POTUS: At 8 a.m., President Trump delivers remarks at the 2019 National Prayer Breakfast at the Washington Hilton. The National Prayer Breakfast is an annual event organized by The Fellowship Foundation, a Christian organization, and attended by members of Congress, Cabinet officers, and the diplomatic corps, as well as thousands of other guests. Every U.S. president since Dwight D. Eisenhower has participated in the event.

--- From 2017: "Trump asks for prayers for Arnold Schwarzenegger’s ratings at National Prayer Breakfast" (Washington Post)

At 11:45 a.m., the president receives his intelligence briefing. At 12:45 p.m., he has lunch with Secretary of State Mike Pompeo.

At 1:45 p.m., President Trump signs a national security memorandum launching the "Women's Global Development and Prosperity" (WGDP) initiative. "This new initiative will for the first time coordinate America’s commitment to one of the most undervalued resources in the developing world—the talent, ambition and genius of women," First Daughter Ivanka Trump, a White House senior adviser, wrote in a Wall Street Journal op-ed. "This initiative aims to help 50 million women in developing countries realize their economic potential by 2025.

VP: At 8 a.m., Vice President Mike Pence joins President Trump at the National Prayer Breakfast.

At 11:30 a.m., the vice president delivers remarks to High Intensity Drug Trafficking Area Directors and Deputy Directors.

Congress schedule

Senate: The Senate convenes at 12 p.m. today. Following Leader remarks, the chamber will resume consideration of S.47, the Natural Resources Management Act. Roll call votes on the measure are expected today.

House: The House convenes at 10 a.m. today.

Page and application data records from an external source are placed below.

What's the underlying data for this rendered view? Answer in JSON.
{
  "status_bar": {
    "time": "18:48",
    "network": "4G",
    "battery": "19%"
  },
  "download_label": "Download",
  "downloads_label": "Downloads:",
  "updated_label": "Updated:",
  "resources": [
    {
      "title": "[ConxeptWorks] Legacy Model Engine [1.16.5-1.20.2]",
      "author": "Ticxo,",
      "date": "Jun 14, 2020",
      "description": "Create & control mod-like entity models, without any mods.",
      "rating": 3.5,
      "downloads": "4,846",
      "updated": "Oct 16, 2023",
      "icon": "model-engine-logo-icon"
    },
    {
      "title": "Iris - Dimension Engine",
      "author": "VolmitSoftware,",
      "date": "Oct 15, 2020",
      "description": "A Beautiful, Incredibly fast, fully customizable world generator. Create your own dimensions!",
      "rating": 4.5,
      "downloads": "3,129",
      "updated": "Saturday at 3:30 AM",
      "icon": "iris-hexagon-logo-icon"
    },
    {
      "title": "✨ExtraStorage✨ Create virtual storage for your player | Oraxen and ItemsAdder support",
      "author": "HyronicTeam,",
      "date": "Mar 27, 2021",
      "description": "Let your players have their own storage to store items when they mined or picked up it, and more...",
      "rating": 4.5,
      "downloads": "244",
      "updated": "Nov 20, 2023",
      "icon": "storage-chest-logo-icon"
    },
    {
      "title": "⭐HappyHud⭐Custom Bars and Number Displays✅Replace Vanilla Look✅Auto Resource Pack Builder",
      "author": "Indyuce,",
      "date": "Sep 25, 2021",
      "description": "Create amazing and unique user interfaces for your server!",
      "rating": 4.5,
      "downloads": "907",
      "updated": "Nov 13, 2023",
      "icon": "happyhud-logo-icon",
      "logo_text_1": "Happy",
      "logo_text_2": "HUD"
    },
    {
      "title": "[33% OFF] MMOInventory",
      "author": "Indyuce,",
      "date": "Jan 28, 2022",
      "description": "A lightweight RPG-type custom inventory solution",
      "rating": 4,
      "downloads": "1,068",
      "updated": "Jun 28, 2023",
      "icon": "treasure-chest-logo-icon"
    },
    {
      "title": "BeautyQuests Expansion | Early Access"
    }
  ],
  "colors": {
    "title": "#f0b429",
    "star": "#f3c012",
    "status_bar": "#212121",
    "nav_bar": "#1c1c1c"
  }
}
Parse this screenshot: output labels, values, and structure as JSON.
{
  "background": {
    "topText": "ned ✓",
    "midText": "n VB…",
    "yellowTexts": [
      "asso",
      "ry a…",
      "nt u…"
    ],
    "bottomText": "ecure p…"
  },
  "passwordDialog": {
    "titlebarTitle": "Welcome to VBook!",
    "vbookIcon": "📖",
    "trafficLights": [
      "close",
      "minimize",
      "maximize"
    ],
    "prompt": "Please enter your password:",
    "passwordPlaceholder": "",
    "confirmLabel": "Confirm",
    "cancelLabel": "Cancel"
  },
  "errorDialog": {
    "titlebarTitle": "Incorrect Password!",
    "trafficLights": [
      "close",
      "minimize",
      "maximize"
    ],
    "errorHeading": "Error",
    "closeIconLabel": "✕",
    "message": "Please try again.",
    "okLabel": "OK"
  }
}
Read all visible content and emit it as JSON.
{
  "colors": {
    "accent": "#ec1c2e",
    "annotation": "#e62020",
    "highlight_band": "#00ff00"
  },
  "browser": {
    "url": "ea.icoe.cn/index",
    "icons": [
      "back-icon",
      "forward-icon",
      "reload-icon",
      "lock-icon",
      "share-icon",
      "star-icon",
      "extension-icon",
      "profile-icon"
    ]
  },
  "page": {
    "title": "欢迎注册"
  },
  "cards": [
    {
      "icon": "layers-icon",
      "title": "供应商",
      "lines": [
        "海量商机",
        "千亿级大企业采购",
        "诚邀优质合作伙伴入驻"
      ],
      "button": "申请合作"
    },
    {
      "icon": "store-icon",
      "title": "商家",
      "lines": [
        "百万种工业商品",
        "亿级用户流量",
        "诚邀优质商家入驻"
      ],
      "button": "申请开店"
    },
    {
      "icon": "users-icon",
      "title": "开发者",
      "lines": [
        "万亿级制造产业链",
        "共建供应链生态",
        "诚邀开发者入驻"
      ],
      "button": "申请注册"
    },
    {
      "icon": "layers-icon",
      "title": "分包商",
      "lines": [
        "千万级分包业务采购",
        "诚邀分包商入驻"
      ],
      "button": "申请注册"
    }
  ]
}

The chamber is scheduled to vote on four bills:

  1. H.R. 494 – Tiffany Joslyn Juvenile Accountability Block Grant Program Reauthorization Act of 2019, as amended
  2. H.R. 450 – Preventing Crimes Against Veterans Act of 2019, as amended
  3. H.R. 507 – Putting Trafficking Victims First Act of 2019
  4. H.R. 752 – Open Book on Equal Access to Justice Act

The chamber will also begin consideration of H.R. 840, the Veterans’ Access to Child Care Act.

Supreme Court schedule

The Supreme Court is currently between sittings.

*All times Eastern